An article on my RSS feed recently caught my attention, a post by Swapna Krishna on the Book Riot blog entitled On the Perils of Feeling Dumb While Reading. This has now been latched on to by the Guardian, who are doing an open comment feed about Which books make you feel stupid. I think that to some extent Swapna is conflating the issue of not being ‘clever’ enough with not enjoying a book that everyone else seems to rave about, but the main thrust of her argument rings very true with me – for many people the act of reading is not just a pleasurable activity, it is an intellectual exercise. Last week my colleague wrote about the comments of Lynn Shepherd, who among other things said that people shouldn’t read Harry Potter because they should be reading something ‘more stimulating for grown-up minds’. Now, I am in the camp of people who don’t like the wizarding series, but that doesn’t stop me from seeing that this is simply rubbish. Reading is an intellectual act, yes, but it is an intellectual act no matter what is read – the intellectual bit is in the translating of squiggles on a page into brain pictures. This rang small bells inside my head about something I’d read earlier in the year, about people lying about the books they have read. I searched onwards.

Searching for why people read books

In September 2013, the Guardian conducted a poll of 2000 people to discover the books people claim to have read but actually haven’t, with 1984, War and Peace and Great Expectations at the top of the rankings. This in turn seems to be copying (ALLEGEDLY) a poll conducted on Book Riot in July of last year of 828 readers, where Pride and PrejudiceUlysses and Moby Dick triumphed as being the most unread books listed. The one that I find particularly odd is the listing for Ulysees, as I’m pretty sure having pretending to have read that requires you to also pretend to have a solid grasp of about seven European languages, as well as a firm footing in ancient Greek and Latin, and to know your myths like the back of your hand. That would take a whole lifetime of blag. But why do people feel like they have to lie about these things? What is it that we are supposed to think about a person who has read 1984, and what should we think about them if they haven’t? Continue reading

Last week, Freight Books read…

The Museum of Unconditional Surrender, by Dubravka UgresicThe Museum of Unconditional Surrender, by Dubravka Ugrešic (my copy is by Pheonix), translated by Celia Hawkesworth. This book is hard to come by if you want a new copy, it seems. I think it is only being published in America at the moment, and this is something that needs to be rectified as soon as possible!

I think we’ll kick this off with a quote from a section that comes between the acknowledgements and Chapter 1, but which is very much what the book is about. I hope the author won’t mind me typing out this swathe. First, though, we need this picture:

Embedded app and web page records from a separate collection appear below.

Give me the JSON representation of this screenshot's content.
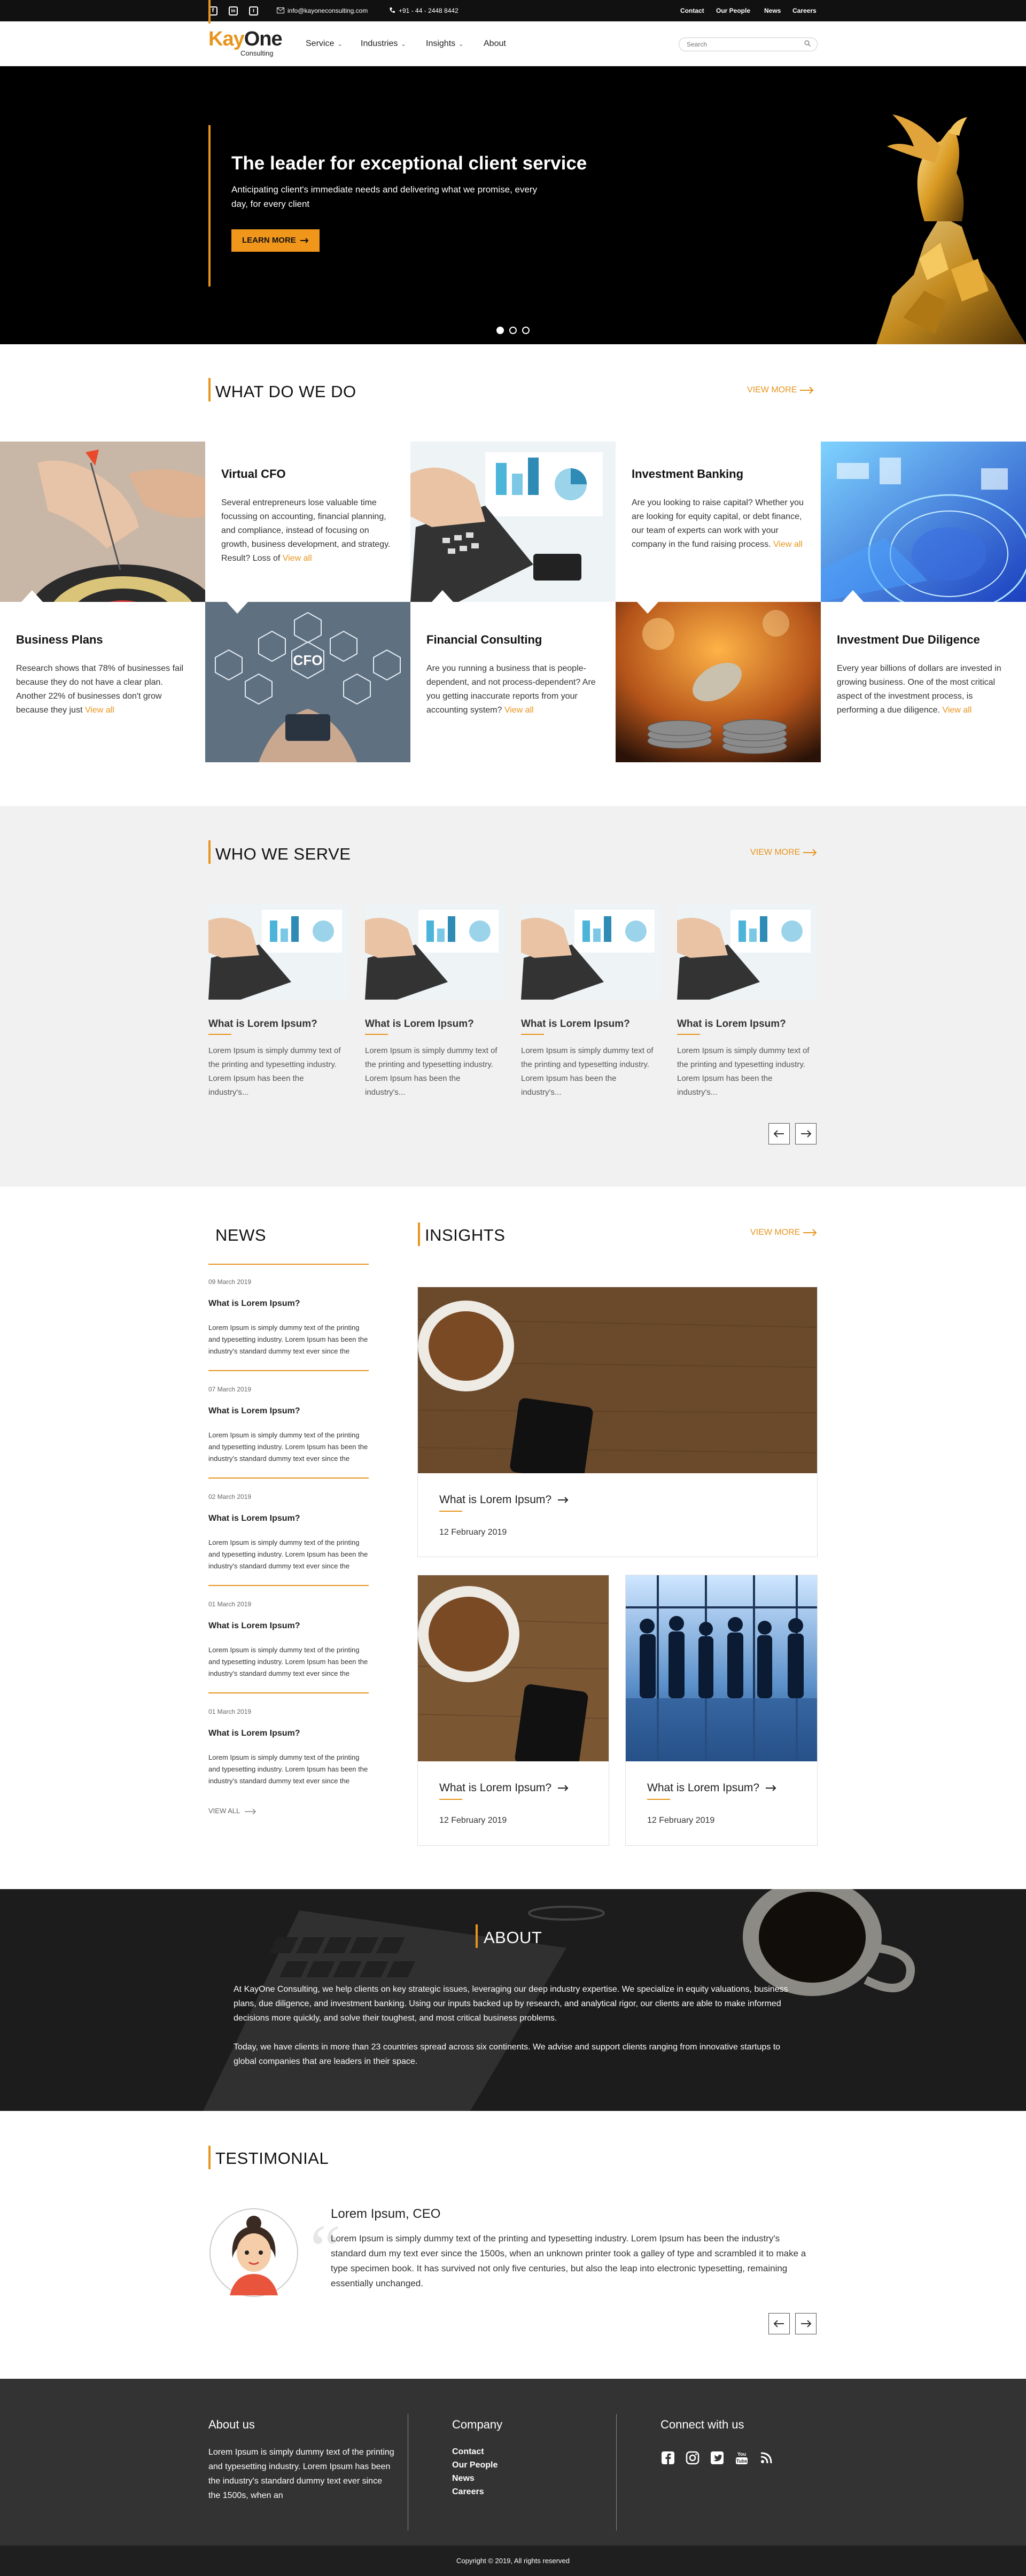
{
  "topbar": {
    "email": "info@kayoneconsulting.com",
    "phone": "+91 - 44 - 2448 8442",
    "links": [
      "Contact",
      "Our People",
      "News",
      "Careers"
    ],
    "social": [
      "facebook-icon",
      "linkedin-icon",
      "twitter-icon"
    ]
  },
  "brand": {
    "name_k": "Kay",
    "name_rest": "One",
    "sub": "Consulting",
    "accent": "#e8941e"
  },
  "nav": {
    "items": [
      "Service",
      "Industries",
      "Insights",
      "About"
    ],
    "search_placeholder": "Search"
  },
  "hero": {
    "title": "The leader for exceptional client service",
    "subtitle": "Anticipating client's immediate needs and delivering what we promise, every day, for every client",
    "cta": "LEARN MORE",
    "slides_total": 3,
    "slide_active": 1
  },
  "what_we_do": {
    "title": "WHAT DO WE DO",
    "view_more": "VIEW MORE",
    "services": [
      {
        "title": "Virtual CFO",
        "text": "Several entrepreneurs lose valuable time focussing on accounting, financial plan­ning, and compliance, instead of focusing on growth, business development, and strategy. Result? Loss of",
        "link": "View all"
      },
      {
        "title": "Investment Banking",
        "text": "Are you looking to raise capital? Whether you are looking for equity capital, or debt finance, our team of experts can work with your company in the fund raising process.",
        "link": "View all"
      },
      {
        "title": "Business Plans",
        "text": "Research shows that 78% of businesses fail because they do not have a clear plan. Another 22% of businesses don't grow because they just",
        "link": "View all"
      },
      {
        "title": "Financial Consulting",
        "text": "Are you running a business that is peo­ple-dependent, and not process-depend­ent? Are you getting inaccurate reports from your accounting system?",
        "link": "View all"
      },
      {
        "title": "Investment Due Diligence",
        "text": "Every year billions of dollars are invested in growing business. One of the most critical aspect of the investment process, is performing a due diligence.",
        "link": "View all"
      }
    ],
    "cfo_label": "CFO"
  },
  "who_we_serve": {
    "title": "WHO WE SERVE",
    "view_more": "VIEW MORE",
    "cards": [
      {
        "title": "What is Lorem Ipsum?",
        "text": "Lorem Ipsum is simply dummy text of the printing and type­setting industry. Lorem Ipsum has been the industry's..."
      },
      {
        "title": "What is Lorem Ipsum?",
        "text": "Lorem Ipsum is simply dummy text of the printing and type­setting industry. Lorem Ipsum has been the industry's..."
      },
      {
        "title": "What is Lorem Ipsum?",
        "text": "Lorem Ipsum is simply dummy text of the printing and type­setting industry. Lorem Ipsum has been the industry's..."
      },
      {
        "title": "What is Lorem Ipsum?",
        "text": "Lorem Ipsum is simply dummy text of the printing and type­setting industry. Lorem Ipsum has been the industry's..."
      }
    ]
  },
  "news": {
    "title": "NEWS",
    "items": [
      {
        "date": "09 March 2019",
        "title": "What is Lorem Ipsum?",
        "text": "Lorem Ipsum is simply dummy text of the printing and typesetting industry. Lorem Ipsum has been the industry's standard dummy text ever since the"
      },
      {
        "date": "07 March 2019",
        "title": "What is Lorem Ipsum?",
        "text": "Lorem Ipsum is simply dummy text of the printing and typesetting industry. Lorem Ipsum has been the industry's standard dummy text ever since the"
      },
      {
        "date": "02 March 2019",
        "title": "What is Lorem Ipsum?",
        "text": "Lorem Ipsum is simply dummy text of the printing and typesetting industry. Lorem Ipsum has been the industry's standard dummy text ever since the"
      },
      {
        "date": "01 March 2019",
        "title": "What is Lorem Ipsum?",
        "text": "Lorem Ipsum is simply dummy text of the printing and typesetting industry. Lorem Ipsum has been the industry's standard dummy text ever since the"
      },
      {
        "date": "01 March 2019",
        "title": "What is Lorem Ipsum?",
        "text": "Lorem Ipsum is simply dummy text of the printing and typesetting industry. Lorem Ipsum has been the industry's standard dummy text ever since the"
      }
    ],
    "view_all": "VIEW ALL"
  },
  "insights": {
    "title": "INSIGHTS",
    "view_more": "VIEW MORE",
    "items": [
      {
        "title": "What is Lorem Ipsum?",
        "date": "12 February 2019"
      },
      {
        "title": "What is Lorem Ipsum?",
        "date": "12 February 2019"
      },
      {
        "title": "What is Lorem Ipsum?",
        "date": "12 February 2019"
      }
    ]
  },
  "about": {
    "title": "ABOUT",
    "para1": "At KayOne Consulting, we help clients on key strategic issues, leveraging our deep industry expertise. We specialize in equity valua­tions, business plans, due diligence, and investment banking. Using our inputs backed up by research, and analytical rigor, our cli­ents are able to make informed decisions more quickly, and solve their toughest, and most critical business problems.",
    "para2": "Today, we have clients in more than 23 countries spread across six continents. We advise and support clients ranging from innova­tive startups to global companies that are leaders in their space."
  },
  "testimonial": {
    "title": "TESTIMONIAL",
    "name": "Lorem Ipsum, CEO",
    "text": "Lorem Ipsum is simply dummy text of the printing and typesetting industry. Lorem Ipsum has been the industry's standard dum my text ever since the 1500s, when an unknown printer took a galley of type and scrambled it to make a type specimen book. It has survived not only five centuries, but also the leap into electronic typesetting, remaining essentially unchanged."
  },
  "footer": {
    "about_title": "About us",
    "about_text": "Lorem Ipsum is simply dummy text of the printing and typesetting industry. Lorem Ipsum has been the industry's standard dummy text ever since the 1500s, when an",
    "company_title": "Company",
    "company_links": [
      "Contact",
      "Our People",
      "News",
      "Careers"
    ],
    "connect_title": "Connect with us",
    "social": [
      "facebook-icon",
      "instagram-icon",
      "twitter-icon",
      "youtube-icon",
      "rss-icon"
    ],
    "copyright": "Copyright © 2019, All rights reserved"
  }
}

Continue reading

Last week, Freight Books read…

Zoo City by Lauren BeukesZoo City, by Lauren Beukes (Angry Robot). This is a bit old now, but deserves reviewing because it is different, and has stuck with me for over a year, much like the animals in the novel (more of which soon). I came across a review for this on the fantastic blog Pechorin’s Journal, which deserves a mention simply because I think the author, Max Cairnduff, has exactly the same taste in books as me. For a good book suggestion, come here, but for a suggestion from my bookshelf, go see Max.

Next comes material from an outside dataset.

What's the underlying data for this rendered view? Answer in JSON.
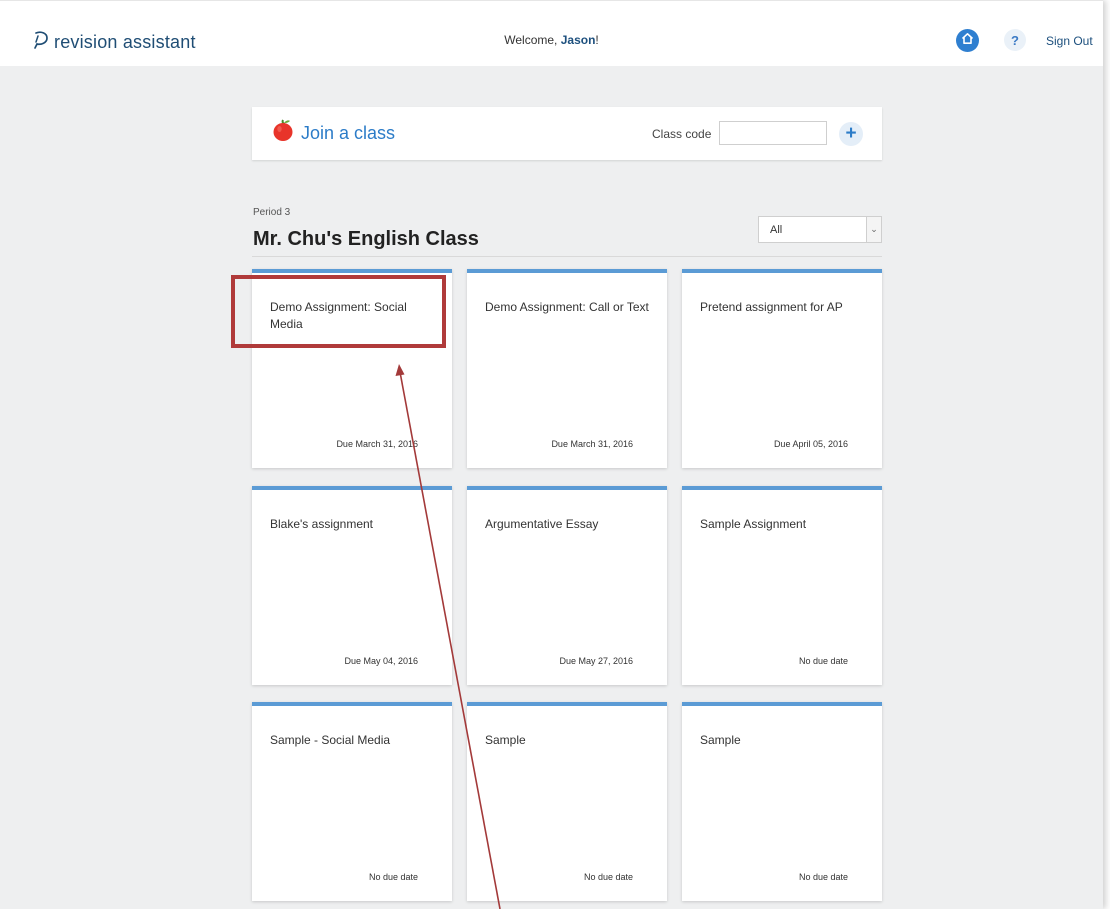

So, Zoo City. This is a novel set in contemporary Johannesburg, but in an alternate reality where people who commit crimes get magically attached to an animal. Continue reading

Under the Covers

Love is strange. Love is beautiful. Love is dangerous. Love is never what you expect it to be. Here PENGUIN brings you the most seductive, inspiring and surprising writing on love in all its infinite variety.

This week is the third week of our Under the Covers feature, and I suppose sort of tying in with the whole bedroom suggestion of the feature, I’m going to pick on the Penguin Great Loves collection. These covers are absolutely stunning, and I struggle to actually read the books from fear of inflicting any damage to the aesthetic package. Penguin Great Loves CollageThe collection focuses mostly on classical, romantic/erotic literature, and offsets the passion and emotion of each title with a subtle but suggestive cover, laden with symbolism. Continue reading